> **Work item**
Counting every line in the entries below where the word "created" occurs, report how many there are. Give only that number.

> **Supplied information**
★ ★ ★ ★ ★

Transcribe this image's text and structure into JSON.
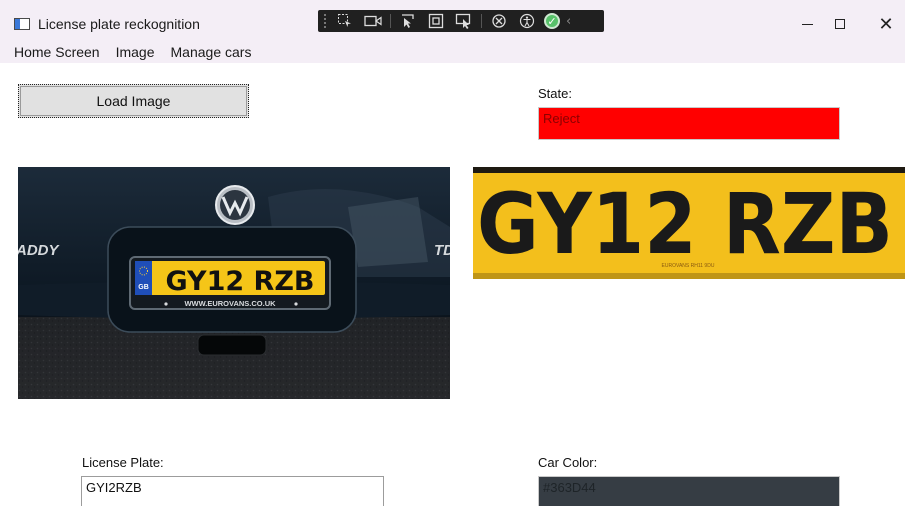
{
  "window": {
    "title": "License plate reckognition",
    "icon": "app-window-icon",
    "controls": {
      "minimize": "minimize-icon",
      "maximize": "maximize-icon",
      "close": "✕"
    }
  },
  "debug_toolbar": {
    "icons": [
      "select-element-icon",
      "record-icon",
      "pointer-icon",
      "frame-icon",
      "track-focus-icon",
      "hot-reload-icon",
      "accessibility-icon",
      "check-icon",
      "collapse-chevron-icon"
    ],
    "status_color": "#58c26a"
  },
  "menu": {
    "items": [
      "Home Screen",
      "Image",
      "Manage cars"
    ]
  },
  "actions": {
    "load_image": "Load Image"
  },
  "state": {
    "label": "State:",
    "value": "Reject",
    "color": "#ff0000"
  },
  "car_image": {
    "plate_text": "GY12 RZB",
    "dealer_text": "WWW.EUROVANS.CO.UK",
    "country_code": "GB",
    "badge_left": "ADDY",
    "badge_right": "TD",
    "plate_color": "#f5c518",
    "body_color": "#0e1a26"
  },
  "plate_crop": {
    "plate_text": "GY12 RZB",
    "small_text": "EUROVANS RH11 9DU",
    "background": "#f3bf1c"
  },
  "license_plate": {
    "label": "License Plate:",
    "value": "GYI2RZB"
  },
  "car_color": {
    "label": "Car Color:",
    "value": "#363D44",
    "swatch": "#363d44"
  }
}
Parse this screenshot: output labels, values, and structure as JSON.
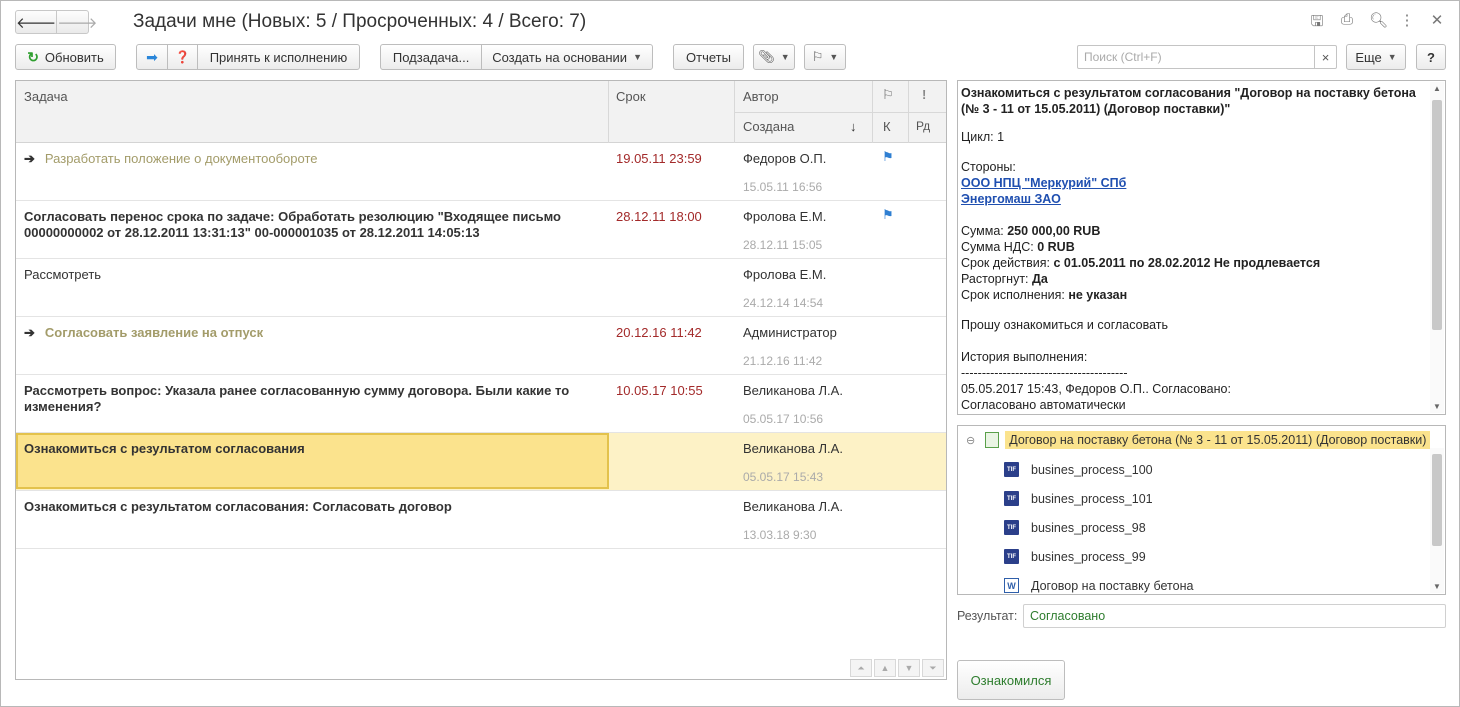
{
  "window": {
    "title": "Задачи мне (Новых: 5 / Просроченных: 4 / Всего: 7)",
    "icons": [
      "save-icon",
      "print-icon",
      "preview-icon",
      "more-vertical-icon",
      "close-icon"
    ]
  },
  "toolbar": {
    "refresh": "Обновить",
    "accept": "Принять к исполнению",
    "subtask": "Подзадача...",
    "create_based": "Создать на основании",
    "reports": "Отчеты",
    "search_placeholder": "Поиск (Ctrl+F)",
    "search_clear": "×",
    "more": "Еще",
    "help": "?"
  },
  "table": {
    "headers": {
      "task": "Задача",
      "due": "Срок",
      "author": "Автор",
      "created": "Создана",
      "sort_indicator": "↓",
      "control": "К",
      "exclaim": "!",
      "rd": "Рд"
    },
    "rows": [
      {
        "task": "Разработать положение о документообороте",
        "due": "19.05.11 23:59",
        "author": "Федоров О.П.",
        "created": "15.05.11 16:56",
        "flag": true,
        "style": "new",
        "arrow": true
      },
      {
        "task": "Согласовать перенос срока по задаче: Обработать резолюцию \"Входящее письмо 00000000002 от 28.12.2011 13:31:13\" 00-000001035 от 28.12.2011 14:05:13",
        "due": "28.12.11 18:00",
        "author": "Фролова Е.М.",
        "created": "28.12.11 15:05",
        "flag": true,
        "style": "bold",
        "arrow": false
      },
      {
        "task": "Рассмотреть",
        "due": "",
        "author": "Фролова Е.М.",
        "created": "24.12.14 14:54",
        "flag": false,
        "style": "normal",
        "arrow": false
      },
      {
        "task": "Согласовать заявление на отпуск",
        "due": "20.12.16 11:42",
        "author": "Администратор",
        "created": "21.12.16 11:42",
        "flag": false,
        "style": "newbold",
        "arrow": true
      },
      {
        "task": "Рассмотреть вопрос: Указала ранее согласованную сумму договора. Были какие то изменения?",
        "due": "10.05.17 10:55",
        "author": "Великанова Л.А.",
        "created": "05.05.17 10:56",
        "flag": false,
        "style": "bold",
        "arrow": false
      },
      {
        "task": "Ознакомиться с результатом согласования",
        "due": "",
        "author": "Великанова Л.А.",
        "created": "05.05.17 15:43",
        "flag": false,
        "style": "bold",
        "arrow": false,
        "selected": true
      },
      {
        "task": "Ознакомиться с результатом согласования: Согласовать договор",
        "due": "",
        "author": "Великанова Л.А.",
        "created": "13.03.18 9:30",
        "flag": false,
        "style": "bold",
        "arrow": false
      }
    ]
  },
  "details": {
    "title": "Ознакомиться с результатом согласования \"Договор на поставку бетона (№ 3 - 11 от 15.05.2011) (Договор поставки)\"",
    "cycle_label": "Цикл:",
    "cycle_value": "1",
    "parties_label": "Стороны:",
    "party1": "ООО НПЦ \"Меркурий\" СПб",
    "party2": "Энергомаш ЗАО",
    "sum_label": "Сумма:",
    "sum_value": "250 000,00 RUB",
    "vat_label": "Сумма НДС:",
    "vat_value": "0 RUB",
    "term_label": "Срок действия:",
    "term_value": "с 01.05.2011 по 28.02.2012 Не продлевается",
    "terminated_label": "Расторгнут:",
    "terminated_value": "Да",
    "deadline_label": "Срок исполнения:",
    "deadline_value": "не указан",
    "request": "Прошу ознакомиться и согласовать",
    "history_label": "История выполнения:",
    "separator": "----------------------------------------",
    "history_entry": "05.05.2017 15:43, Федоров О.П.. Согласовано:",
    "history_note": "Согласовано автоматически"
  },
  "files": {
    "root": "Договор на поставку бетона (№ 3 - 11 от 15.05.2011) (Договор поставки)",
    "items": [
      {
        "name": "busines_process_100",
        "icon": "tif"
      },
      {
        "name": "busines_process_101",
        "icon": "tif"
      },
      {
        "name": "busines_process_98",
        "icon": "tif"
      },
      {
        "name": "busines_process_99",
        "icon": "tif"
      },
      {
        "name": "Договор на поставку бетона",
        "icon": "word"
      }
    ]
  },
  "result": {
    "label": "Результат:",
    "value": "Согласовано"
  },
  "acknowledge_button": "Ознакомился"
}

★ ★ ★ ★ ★

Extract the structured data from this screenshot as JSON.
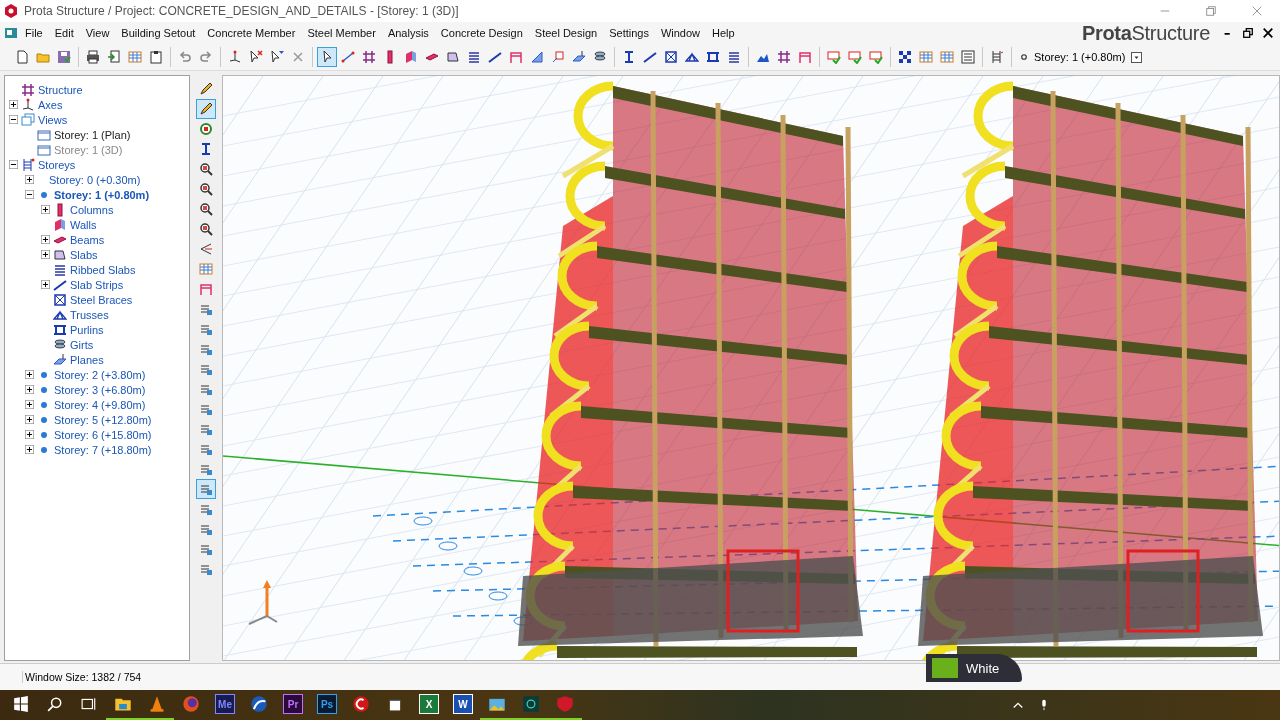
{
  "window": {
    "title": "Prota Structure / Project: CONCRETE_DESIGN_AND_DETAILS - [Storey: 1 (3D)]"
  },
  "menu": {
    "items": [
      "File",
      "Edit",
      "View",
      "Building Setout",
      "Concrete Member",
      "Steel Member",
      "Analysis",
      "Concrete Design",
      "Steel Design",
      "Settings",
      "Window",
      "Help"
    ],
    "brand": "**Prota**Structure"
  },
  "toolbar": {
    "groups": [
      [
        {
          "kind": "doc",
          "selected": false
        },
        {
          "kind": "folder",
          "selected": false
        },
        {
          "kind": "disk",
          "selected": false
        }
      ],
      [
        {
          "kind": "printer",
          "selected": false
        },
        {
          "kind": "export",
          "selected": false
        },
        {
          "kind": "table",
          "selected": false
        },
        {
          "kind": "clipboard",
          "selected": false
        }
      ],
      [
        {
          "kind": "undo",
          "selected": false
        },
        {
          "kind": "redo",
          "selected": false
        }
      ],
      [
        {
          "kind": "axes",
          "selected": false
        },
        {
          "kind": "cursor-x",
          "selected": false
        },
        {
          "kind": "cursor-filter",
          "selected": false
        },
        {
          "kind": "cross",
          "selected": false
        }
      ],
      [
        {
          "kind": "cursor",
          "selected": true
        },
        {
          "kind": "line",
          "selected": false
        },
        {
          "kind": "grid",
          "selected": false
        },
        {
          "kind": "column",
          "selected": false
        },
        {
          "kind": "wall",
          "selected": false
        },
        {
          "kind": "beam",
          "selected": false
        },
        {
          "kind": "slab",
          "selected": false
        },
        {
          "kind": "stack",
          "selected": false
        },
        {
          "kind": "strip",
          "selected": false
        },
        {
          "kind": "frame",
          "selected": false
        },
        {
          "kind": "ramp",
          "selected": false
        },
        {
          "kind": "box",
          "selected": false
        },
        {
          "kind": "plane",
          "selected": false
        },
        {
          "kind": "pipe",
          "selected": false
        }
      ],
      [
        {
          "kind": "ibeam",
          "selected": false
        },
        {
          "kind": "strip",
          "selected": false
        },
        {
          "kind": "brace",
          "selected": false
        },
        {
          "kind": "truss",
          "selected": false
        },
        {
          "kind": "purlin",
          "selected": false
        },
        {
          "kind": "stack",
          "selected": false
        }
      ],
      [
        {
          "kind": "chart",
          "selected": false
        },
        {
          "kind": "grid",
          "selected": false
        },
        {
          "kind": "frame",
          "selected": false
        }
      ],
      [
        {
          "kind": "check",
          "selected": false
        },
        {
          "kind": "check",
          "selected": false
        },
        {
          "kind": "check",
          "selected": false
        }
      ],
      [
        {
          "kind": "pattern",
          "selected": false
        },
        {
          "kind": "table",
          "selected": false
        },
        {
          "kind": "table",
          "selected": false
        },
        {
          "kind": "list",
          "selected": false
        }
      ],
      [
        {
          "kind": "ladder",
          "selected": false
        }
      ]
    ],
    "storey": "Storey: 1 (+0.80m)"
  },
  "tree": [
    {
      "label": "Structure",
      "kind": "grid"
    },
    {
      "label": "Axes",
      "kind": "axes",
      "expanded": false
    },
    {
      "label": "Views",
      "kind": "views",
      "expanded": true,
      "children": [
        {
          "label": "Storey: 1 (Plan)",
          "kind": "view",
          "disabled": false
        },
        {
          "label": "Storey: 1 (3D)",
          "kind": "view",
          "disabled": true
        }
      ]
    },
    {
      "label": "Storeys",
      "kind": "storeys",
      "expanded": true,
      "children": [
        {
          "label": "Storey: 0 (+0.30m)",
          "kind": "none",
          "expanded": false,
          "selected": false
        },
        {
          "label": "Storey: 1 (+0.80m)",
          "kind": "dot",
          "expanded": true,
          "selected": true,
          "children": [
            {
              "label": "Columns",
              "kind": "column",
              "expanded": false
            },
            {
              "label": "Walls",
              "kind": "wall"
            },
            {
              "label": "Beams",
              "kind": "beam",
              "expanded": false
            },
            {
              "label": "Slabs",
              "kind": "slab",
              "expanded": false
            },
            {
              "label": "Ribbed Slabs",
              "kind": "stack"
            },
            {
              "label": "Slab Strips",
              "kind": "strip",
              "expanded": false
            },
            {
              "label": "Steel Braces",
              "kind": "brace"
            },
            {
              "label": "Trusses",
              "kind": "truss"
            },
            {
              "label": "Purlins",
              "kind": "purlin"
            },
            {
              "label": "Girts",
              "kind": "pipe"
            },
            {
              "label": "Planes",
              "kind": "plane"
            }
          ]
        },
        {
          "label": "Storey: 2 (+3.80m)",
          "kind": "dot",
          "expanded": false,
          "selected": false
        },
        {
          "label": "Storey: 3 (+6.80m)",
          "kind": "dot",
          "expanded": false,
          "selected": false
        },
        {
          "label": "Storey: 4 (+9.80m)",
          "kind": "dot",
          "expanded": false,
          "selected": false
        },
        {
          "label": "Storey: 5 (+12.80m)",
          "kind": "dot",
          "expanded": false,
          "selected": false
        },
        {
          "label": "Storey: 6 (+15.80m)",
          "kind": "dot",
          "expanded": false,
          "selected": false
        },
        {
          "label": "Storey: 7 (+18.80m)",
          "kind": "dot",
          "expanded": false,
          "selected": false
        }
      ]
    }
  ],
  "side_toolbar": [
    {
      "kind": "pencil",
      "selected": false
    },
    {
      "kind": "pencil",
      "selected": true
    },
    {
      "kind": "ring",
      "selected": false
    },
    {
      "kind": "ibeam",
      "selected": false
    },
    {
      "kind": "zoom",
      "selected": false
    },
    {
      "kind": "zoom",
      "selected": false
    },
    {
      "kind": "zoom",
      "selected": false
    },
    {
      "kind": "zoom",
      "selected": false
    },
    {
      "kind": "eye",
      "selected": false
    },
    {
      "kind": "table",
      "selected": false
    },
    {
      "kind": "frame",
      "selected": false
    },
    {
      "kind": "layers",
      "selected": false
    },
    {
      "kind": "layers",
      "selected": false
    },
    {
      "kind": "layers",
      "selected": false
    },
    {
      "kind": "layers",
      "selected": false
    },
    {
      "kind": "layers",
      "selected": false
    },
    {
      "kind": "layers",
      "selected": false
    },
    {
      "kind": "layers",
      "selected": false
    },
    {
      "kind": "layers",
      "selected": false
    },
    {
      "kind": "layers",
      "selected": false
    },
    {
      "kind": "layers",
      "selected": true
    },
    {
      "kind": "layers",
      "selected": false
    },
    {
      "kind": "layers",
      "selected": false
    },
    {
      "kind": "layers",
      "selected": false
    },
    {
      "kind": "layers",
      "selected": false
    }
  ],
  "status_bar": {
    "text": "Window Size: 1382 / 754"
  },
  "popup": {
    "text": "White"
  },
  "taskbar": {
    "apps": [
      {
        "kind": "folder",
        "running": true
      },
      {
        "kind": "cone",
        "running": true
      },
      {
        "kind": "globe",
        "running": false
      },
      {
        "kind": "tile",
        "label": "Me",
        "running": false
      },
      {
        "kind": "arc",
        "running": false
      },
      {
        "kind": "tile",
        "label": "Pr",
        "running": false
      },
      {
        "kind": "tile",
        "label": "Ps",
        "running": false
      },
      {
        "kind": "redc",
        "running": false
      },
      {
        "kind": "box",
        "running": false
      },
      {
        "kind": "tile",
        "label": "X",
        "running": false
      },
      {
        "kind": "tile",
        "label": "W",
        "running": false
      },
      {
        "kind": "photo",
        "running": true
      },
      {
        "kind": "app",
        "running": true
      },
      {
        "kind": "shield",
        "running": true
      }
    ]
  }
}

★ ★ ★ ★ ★

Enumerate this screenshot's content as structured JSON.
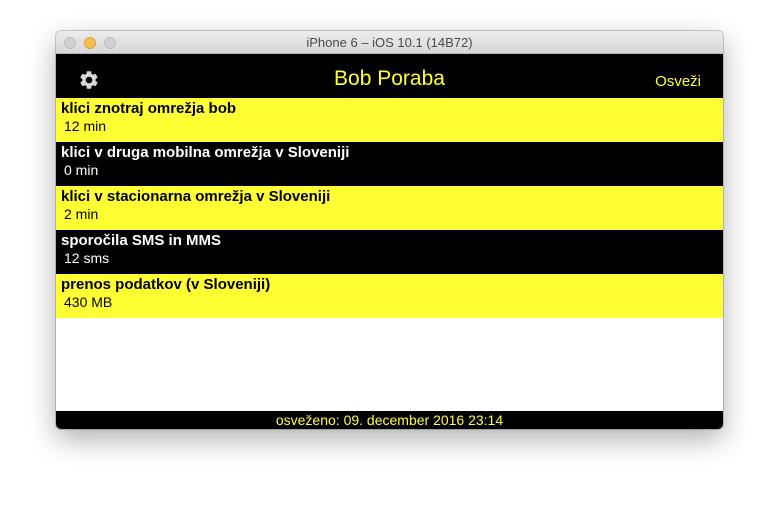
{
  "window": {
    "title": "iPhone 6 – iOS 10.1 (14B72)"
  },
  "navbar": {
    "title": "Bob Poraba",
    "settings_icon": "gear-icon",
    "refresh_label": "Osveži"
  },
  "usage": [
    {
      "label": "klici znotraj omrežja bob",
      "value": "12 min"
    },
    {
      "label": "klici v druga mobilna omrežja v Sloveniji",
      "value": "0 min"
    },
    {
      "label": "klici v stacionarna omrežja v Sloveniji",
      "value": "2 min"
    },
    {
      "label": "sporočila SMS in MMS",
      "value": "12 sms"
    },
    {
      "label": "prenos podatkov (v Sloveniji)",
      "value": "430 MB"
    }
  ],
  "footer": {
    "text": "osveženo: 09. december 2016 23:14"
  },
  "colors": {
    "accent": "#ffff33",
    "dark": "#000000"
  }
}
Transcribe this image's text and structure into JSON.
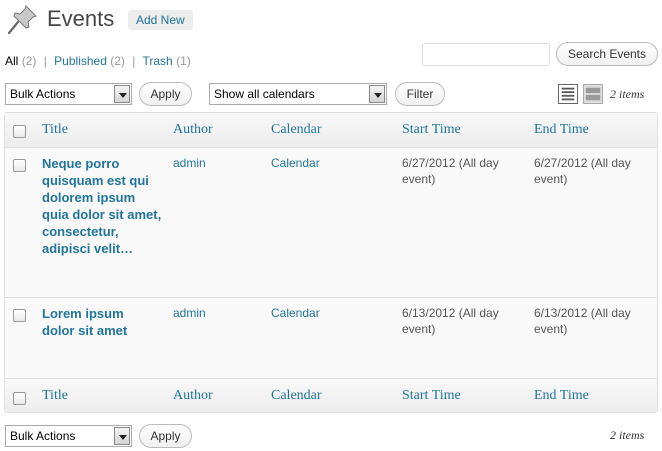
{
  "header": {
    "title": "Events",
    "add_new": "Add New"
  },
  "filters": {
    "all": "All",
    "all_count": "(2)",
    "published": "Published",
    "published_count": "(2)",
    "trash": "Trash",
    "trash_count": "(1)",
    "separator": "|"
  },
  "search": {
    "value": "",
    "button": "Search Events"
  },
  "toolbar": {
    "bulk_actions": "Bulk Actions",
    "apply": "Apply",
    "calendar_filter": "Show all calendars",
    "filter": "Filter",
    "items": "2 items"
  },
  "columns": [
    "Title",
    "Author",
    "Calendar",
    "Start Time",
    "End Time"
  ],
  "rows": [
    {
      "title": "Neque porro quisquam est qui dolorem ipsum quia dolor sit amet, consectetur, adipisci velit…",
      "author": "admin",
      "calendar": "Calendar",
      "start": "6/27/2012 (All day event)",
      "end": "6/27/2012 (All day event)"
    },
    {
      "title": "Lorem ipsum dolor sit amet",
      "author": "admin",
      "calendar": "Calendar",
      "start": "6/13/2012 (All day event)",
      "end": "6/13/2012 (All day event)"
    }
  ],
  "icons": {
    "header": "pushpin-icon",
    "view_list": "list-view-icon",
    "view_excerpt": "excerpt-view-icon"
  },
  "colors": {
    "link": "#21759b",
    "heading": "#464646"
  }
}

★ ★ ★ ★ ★

> **Result for this task**
8